Since Sir Edmund Hillary and Tenzing Norgay first summitted Mt Everest in 1953, more than 4,000 mountaineers have reached the highest point on earth. They probably never imagined that the giant they summitted would one day turn into a dumpster. When recreational mountaineering skyrocketed in the 1980s, the ugly side of the business started becoming apparent. Every year, as the spring develops, Everest is swamped with tourists. Tour groups, together with teams of Sherpas, unite to begin their long-awaited journeys. Everest Base Camp becomes their home for the next few weeks that usually keeps the region occupied, and the mountain experiences heavy traffic. Climbing Everest has evolved. It does not involve mystery and extraordinary calculations as it used to.
Commercialisation has taken off so rapidly that experience, proper training and safety are being overlooked for the sake of profit. According to a report in The Kathmandu Post, as Mt Everest continues to attract a growing number of big-spending climbers, there is little attention paid to the ugly footprints they leave behind. The level of pollution is soaring.
The trash left behind does not easily degrade due to the icy temperatures. In addition, the melting glaciers due to global warming have exposed the litter further. It is time we take a step back and ask ourselves: Why does Everest deserve that? When will we start being accountable? Human-generated waste from different camps is simply brought down and dumped into open pits. The nightmare of water contamination and environmental pollution is becoming a reality. Enduring plastics and oxygen cylinders left behind add to this degradation. On top of everything, climate change is making this problem worse and more unpredictable. The Nepal government has demanded that mountaineers bring back their waste or face a USD 4,000 fine. However, enforcement is still questionable. According to the Sagarmatha Pollution Control Committee, climbers brought down nearly 25 tonnes of trash and 15 tonnes of human waste in 2017. Everest still holds thousands of tonnes of trash.
The pursuit of Everest and its glory attached to it has made people manic. Tourists who spend up to USD 100,000 to achieve ever-lasting glory simply do not care about a relatively tiny fine. Subsequently, tourists who are desperate to write their names in history are very unlikely to be troubled by this pollution. The pollution is not limited to the mountain region. Human faeces get dumped in the trenches of nearby villages, which eventually becomes a pit of disgust that locals have to live with. It becomes worse during the monsoon when the faeces are flushed downhill into the river. It is more than mere mountain pollution, and should this trend continue, the emergence of epidemics in the region is likely. These people need a solution to these problems. Converting these waste materials into renewable energy could be one of the potential solutions. With the amount of money at stake, the closing of Everest seems unlikely. However, the problem will only get worse the longer we wait.
There is a critical need for mountain cleaning along with a sustainable policy solution. There are organisations and groups committed to cleaning the litter, and who plan to convert this waste into biogas.
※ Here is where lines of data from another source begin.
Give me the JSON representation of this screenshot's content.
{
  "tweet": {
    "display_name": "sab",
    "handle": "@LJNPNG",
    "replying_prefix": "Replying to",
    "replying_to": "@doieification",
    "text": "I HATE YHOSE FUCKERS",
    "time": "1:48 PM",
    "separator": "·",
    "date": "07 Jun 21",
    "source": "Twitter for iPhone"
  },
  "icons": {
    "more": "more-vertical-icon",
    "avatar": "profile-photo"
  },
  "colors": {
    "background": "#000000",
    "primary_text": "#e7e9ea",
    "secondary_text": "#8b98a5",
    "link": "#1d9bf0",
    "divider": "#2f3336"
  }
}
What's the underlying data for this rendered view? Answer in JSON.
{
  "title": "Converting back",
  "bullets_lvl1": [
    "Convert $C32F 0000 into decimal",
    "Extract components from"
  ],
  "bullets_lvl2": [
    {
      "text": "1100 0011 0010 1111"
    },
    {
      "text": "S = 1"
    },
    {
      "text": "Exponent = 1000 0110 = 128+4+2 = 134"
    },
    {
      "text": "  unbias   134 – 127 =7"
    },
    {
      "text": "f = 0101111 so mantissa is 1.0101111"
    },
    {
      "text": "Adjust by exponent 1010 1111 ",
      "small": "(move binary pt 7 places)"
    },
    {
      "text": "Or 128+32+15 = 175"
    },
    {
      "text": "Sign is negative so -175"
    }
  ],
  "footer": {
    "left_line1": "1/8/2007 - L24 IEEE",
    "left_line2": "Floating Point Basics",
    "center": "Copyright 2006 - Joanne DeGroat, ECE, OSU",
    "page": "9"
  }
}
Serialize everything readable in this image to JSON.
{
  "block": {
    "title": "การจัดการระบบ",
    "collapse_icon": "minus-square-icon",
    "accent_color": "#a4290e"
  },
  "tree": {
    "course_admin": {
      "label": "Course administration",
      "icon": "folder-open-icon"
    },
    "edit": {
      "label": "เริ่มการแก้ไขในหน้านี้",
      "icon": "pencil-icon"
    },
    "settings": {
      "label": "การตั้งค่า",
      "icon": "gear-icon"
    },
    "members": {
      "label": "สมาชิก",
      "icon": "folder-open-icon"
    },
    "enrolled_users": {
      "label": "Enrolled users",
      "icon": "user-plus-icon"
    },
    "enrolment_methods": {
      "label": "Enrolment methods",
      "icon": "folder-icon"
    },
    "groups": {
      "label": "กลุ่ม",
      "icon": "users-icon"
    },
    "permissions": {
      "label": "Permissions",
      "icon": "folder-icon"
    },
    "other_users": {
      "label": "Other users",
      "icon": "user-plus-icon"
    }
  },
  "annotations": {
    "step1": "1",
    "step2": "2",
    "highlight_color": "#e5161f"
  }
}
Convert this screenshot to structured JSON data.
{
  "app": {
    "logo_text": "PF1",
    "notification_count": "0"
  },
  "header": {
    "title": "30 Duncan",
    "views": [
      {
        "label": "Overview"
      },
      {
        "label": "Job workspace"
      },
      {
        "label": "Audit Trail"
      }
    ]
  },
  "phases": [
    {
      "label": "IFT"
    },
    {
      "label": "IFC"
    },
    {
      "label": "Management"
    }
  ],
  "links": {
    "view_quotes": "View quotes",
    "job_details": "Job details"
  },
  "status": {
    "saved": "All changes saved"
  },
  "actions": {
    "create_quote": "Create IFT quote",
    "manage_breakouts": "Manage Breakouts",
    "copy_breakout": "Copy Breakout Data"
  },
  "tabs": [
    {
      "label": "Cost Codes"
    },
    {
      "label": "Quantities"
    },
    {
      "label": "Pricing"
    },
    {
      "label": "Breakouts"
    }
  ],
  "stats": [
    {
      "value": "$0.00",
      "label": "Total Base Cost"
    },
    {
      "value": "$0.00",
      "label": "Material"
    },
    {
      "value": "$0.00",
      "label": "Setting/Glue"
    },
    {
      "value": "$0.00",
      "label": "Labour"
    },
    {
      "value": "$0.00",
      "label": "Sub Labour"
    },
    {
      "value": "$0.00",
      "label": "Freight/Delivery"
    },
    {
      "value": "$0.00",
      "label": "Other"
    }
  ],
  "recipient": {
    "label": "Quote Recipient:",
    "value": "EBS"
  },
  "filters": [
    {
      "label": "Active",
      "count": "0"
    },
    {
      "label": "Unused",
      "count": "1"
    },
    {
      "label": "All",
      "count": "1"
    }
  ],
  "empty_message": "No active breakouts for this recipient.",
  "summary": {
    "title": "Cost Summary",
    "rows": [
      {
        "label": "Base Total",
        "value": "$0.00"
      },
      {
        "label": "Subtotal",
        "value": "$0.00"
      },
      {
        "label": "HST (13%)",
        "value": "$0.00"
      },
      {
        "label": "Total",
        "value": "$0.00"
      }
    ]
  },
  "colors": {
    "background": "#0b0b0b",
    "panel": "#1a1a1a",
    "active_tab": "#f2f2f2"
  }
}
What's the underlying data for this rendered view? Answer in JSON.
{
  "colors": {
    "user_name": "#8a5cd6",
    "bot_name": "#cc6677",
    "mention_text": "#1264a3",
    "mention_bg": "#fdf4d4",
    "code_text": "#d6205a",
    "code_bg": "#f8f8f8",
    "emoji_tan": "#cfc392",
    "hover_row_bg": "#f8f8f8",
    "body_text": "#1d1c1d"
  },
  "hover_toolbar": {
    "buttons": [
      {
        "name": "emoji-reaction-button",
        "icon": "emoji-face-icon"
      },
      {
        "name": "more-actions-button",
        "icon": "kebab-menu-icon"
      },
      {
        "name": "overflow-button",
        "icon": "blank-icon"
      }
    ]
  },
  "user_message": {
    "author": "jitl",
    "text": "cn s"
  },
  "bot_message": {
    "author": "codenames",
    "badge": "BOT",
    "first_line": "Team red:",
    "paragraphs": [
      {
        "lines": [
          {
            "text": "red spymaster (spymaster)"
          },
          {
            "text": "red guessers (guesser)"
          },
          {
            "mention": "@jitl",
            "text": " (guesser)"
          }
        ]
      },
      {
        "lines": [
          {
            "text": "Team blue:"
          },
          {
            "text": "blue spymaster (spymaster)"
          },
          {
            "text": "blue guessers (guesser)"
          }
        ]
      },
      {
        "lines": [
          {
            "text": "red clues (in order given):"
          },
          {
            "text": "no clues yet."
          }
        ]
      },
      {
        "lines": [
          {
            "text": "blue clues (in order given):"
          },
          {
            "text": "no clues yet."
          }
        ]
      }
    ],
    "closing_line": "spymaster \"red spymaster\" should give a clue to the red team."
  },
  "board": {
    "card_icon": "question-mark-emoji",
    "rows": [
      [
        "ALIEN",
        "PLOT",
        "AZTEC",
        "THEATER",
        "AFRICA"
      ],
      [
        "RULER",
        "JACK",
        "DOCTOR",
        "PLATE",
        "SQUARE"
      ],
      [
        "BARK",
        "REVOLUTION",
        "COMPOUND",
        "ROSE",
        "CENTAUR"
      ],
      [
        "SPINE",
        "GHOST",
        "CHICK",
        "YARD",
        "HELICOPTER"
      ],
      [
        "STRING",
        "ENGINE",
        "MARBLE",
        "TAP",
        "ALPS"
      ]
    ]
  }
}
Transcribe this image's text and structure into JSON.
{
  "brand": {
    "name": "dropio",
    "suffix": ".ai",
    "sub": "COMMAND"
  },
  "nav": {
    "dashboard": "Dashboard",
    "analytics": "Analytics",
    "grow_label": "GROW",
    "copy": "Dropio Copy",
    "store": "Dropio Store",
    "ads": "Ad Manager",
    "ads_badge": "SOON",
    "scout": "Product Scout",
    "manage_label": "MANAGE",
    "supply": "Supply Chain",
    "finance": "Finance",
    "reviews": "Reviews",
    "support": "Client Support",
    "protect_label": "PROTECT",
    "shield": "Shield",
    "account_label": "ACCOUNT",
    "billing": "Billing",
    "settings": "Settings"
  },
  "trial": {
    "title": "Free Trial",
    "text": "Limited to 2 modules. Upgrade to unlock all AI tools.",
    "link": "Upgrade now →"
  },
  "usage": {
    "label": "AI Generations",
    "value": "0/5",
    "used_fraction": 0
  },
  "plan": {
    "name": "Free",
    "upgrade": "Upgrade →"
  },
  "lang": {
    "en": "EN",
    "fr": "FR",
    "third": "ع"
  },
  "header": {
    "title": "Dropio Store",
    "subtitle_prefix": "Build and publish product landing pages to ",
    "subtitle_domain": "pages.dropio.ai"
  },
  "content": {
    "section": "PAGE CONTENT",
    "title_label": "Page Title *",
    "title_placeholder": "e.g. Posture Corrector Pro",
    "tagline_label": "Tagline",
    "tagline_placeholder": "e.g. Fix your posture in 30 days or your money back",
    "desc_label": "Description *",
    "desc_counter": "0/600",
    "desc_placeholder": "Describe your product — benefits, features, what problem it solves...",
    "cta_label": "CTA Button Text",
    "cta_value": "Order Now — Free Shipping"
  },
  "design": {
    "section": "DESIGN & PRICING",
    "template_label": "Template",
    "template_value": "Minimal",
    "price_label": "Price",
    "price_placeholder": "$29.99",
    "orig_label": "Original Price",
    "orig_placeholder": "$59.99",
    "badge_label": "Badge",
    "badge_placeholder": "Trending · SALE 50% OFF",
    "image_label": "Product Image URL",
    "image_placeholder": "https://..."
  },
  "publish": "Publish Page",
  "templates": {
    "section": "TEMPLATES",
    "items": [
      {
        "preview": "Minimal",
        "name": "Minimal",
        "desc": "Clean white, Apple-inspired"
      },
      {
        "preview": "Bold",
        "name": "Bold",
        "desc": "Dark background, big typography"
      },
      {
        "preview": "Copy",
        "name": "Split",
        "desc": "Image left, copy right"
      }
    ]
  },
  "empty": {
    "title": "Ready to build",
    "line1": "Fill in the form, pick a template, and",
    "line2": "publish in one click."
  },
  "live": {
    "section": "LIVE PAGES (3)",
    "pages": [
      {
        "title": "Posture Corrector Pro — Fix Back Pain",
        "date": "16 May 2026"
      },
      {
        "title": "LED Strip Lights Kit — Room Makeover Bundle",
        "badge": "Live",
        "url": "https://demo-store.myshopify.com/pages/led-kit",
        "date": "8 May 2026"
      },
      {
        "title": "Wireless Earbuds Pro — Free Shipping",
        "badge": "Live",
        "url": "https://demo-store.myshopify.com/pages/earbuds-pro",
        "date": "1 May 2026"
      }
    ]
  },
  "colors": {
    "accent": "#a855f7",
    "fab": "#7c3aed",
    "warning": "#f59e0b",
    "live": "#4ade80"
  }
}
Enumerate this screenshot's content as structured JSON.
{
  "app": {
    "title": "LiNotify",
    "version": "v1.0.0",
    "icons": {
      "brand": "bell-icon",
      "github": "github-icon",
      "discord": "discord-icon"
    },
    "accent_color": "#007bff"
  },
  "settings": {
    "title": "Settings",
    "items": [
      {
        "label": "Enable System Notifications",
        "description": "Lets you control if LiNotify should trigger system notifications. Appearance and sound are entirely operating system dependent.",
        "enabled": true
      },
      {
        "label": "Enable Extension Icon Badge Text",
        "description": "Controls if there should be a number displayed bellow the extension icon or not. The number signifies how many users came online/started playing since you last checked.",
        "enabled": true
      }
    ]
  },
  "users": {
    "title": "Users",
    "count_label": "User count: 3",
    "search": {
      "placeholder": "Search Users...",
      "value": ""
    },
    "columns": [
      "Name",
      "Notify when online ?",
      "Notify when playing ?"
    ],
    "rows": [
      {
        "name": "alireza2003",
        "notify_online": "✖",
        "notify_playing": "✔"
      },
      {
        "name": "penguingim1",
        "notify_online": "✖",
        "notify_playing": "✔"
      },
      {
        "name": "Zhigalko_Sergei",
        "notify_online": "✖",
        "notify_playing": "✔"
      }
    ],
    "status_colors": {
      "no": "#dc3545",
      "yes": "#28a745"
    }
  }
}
The idea is encouraging, however, there is little room for optimism until we start seeing collective effort from the government. The government still hasn’t realised the gravity of this issue, which is truly unfortunate. One of the few identities of Nepal is on the cusp of being tarnished. Our short-term greed could result in permanent damage unless we become proactive. China recently announced that it would be closing its base camp to tourists, citing growing pollution. China vows to strictly enforce this commitment. Will Nepal be brave enough for a similar bold initiative to address the pollution issue? The government’s passivity suggests they will continue to ignore the problem as long as Everest continues to serve as a cash cow.
Everest and the Nepali people hope for a rational decision from the government. On one side, the permit fees generating millions of rupees might be too striking to ignore. On the other, the situation might get out of control if a major policy is not brought forward. So, the question is how do we enforce regulation that is pragmatic while still bringing the needed change? The right balance is important. Significant investment is necessary to collect the trash. The idea of collecting trash using technology has been brought forward, but no solid strategy has been adopted. In the words of Dutch climber Wilco van Rooijen, “The danger is not the mountain anymore, it is the number of people on it.” Of course, he was referring to the safety of climbers, but it applies to the environment and the mountain in general. The monument that has always been our pride and identity is turning into a mortification. The issue is more critical than a lot of us realise. Mt Everest is crying. It needs our help.